[Information shown — start]

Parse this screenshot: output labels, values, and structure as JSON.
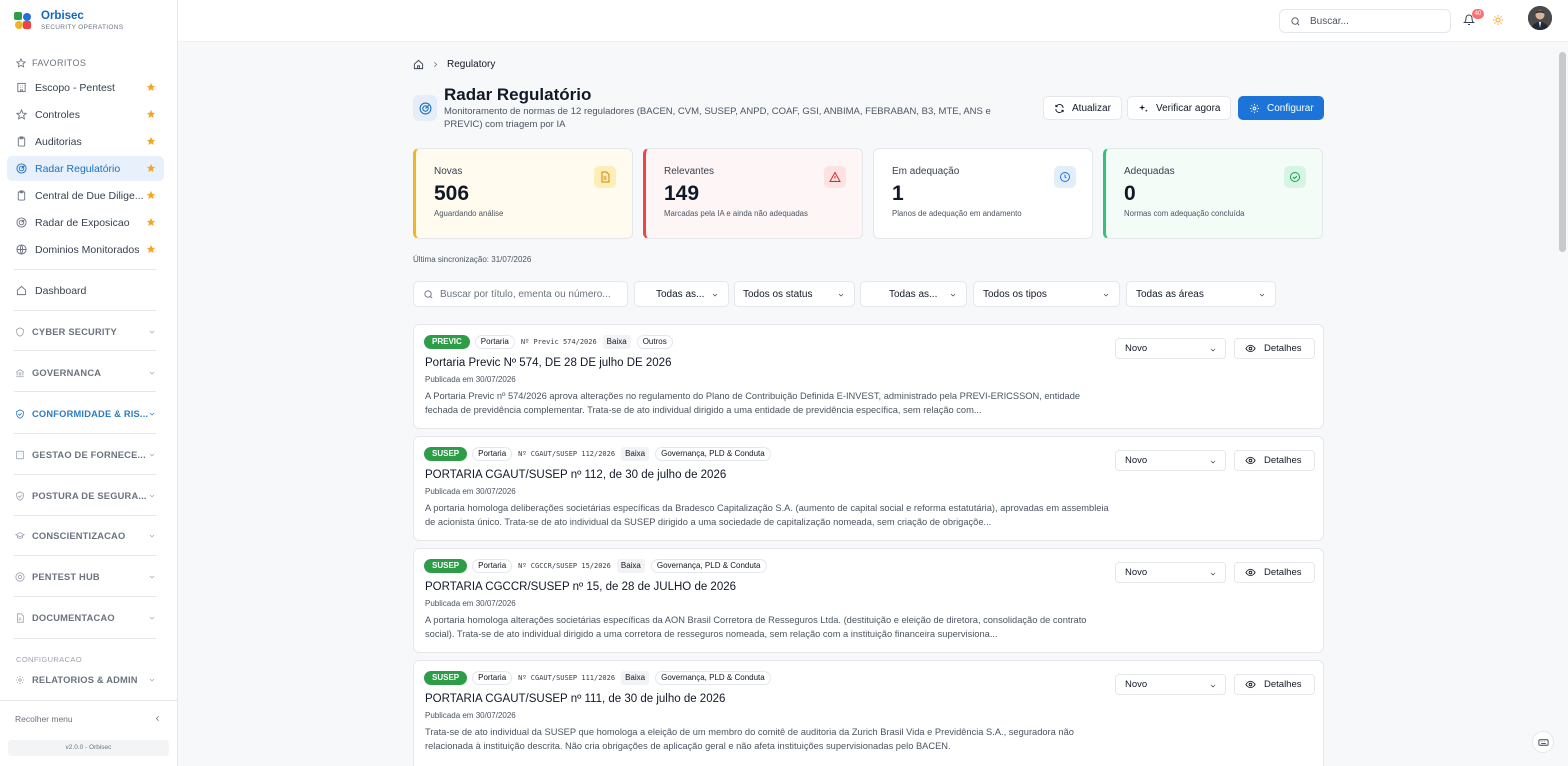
{
  "brand": {
    "name": "Orbisec",
    "subtitle": "SECURITY OPERATIONS"
  },
  "sidebar": {
    "favorites_label": "FAVORITOS",
    "favorites": [
      {
        "label": "Escopo - Pentest",
        "icon": "building-icon"
      },
      {
        "label": "Controles",
        "icon": "star-outline-icon"
      },
      {
        "label": "Auditorias",
        "icon": "clipboard-icon"
      },
      {
        "label": "Radar Regulatório",
        "icon": "radar-icon",
        "active": true
      },
      {
        "label": "Central de Due Dilige...",
        "icon": "clipboard-icon"
      },
      {
        "label": "Radar de Exposicao",
        "icon": "radar-icon"
      },
      {
        "label": "Dominios Monitorados",
        "icon": "globe-icon"
      }
    ],
    "dashboard": "Dashboard",
    "groups": [
      {
        "label": "CYBER SECURITY",
        "icon": "shield-icon"
      },
      {
        "label": "GOVERNANCA",
        "icon": "bank-icon"
      },
      {
        "label": "CONFORMIDADE & RIS...",
        "icon": "shield-check-icon",
        "active": true
      },
      {
        "label": "GESTAO DE FORNECE...",
        "icon": "building-icon"
      },
      {
        "label": "POSTURA DE SEGURA...",
        "icon": "shield-check-icon"
      },
      {
        "label": "CONSCIENTIZACAO",
        "icon": "graduation-icon"
      },
      {
        "label": "PENTEST HUB",
        "icon": "target-icon"
      },
      {
        "label": "DOCUMENTACAO",
        "icon": "file-icon"
      }
    ],
    "config_label": "CONFIGURACAO",
    "config_group": {
      "label": "RELATORIOS & ADMIN",
      "icon": "gear-icon"
    },
    "collapse_label": "Recolher menu",
    "version": "v2.0.0 - Orbisec"
  },
  "topbar": {
    "search_placeholder": "Buscar...",
    "notification_count": "40"
  },
  "breadcrumb": {
    "current": "Regulatory"
  },
  "header": {
    "title": "Radar Regulatório",
    "description": "Monitoramento de normas de 12 reguladores (BACEN, CVM, SUSEP, ANPD, COAF, GSI, ANBIMA, FEBRABAN, B3, MTE, ANS e PREVIC) com triagem por IA",
    "btn_refresh": "Atualizar",
    "btn_check": "Verificar agora",
    "btn_config": "Configurar"
  },
  "stats": [
    {
      "label": "Novas",
      "value": "506",
      "sub": "Aguardando análise",
      "accent": "#f0b429",
      "bg": "#fffbef",
      "icon": "document-icon"
    },
    {
      "label": "Relevantes",
      "value": "149",
      "sub": "Marcadas pela IA e ainda não adequadas",
      "accent": "#ef4444",
      "bg": "#fef6f6",
      "icon": "alert-triangle-icon"
    },
    {
      "label": "Em adequação",
      "value": "1",
      "sub": "Planos de adequação em andamento",
      "accent": "#e5e7eb",
      "bg": "#ffffff",
      "icon": "clock-icon"
    },
    {
      "label": "Adequadas",
      "value": "0",
      "sub": "Normas com adequação concluída",
      "accent": "#34c27a",
      "bg": "#f3fcf7",
      "icon": "check-circle-icon"
    }
  ],
  "sync_text": "Última sincronização: 31/07/2026",
  "filters": {
    "search_placeholder": "Buscar por título, ementa ou número...",
    "regulator": "Todas as...",
    "status": "Todos os status",
    "relevance": "Todas as...",
    "type": "Todos os tipos",
    "area": "Todas as áreas"
  },
  "items": [
    {
      "org": "PREVIC",
      "type": "Portaria",
      "number": "Nº Previc 574/2026",
      "severity": "Baixa",
      "area": "Outros",
      "title": "Portaria Previc Nº 574, DE 28 DE julho DE 2026",
      "date": "Publicada em 30/07/2026",
      "desc": "A Portaria Previc nº 574/2026 aprova alterações no regulamento do Plano de Contribuição Definida E-INVEST, administrado pela PREVI-ERICSSON, entidade fechada de previdência complementar. Trata-se de ato individual dirigido a uma entidade de previdência específica, sem relação com...",
      "status": "Novo",
      "details": "Detalhes"
    },
    {
      "org": "SUSEP",
      "type": "Portaria",
      "number": "Nº CGAUT/SUSEP 112/2026",
      "severity": "Baixa",
      "area": "Governança, PLD & Conduta",
      "title": "PORTARIA CGAUT/SUSEP nº 112, de 30 de julho de 2026",
      "date": "Publicada em 30/07/2026",
      "desc": "A portaria homologa deliberações societárias específicas da Bradesco Capitalização S.A. (aumento de capital social e reforma estatutária), aprovadas em assembleia de acionista único. Trata-se de ato individual da SUSEP dirigido a uma sociedade de capitalização nomeada, sem criação de obrigaçõe...",
      "status": "Novo",
      "details": "Detalhes"
    },
    {
      "org": "SUSEP",
      "type": "Portaria",
      "number": "Nº CGCCR/SUSEP 15/2026",
      "severity": "Baixa",
      "area": "Governança, PLD & Conduta",
      "title": "PORTARIA CGCCR/SUSEP nº 15, de 28 de JULHO de 2026",
      "date": "Publicada em 30/07/2026",
      "desc": "A portaria homologa alterações societárias específicas da AON Brasil Corretora de Resseguros Ltda. (destituição e eleição de diretora, consolidação de contrato social). Trata-se de ato individual dirigido a uma corretora de resseguros nomeada, sem relação com a instituição financeira supervisiona...",
      "status": "Novo",
      "details": "Detalhes"
    },
    {
      "org": "SUSEP",
      "type": "Portaria",
      "number": "Nº CGAUT/SUSEP 111/2026",
      "severity": "Baixa",
      "area": "Governança, PLD & Conduta",
      "title": "PORTARIA CGAUT/SUSEP nº 111, de 30 de julho de 2026",
      "date": "Publicada em 30/07/2026",
      "desc": "Trata-se de ato individual da SUSEP que homologa a eleição de um membro do comitê de auditoria da Zurich Brasil Vida e Previdência S.A., seguradora não relacionada à instituição descrita. Não cria obrigações de aplicação geral e não afeta instituições supervisionadas pelo BACEN.",
      "status": "Novo",
      "details": "Detalhes"
    }
  ]
}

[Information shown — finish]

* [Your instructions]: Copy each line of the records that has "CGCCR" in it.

* [Your solution]:
      "number": "Nº CGCCR/SUSEP 15/2026",
      "title": "PORTARIA CGCCR/SUSEP nº 15, de 28 de JULHO de 2026",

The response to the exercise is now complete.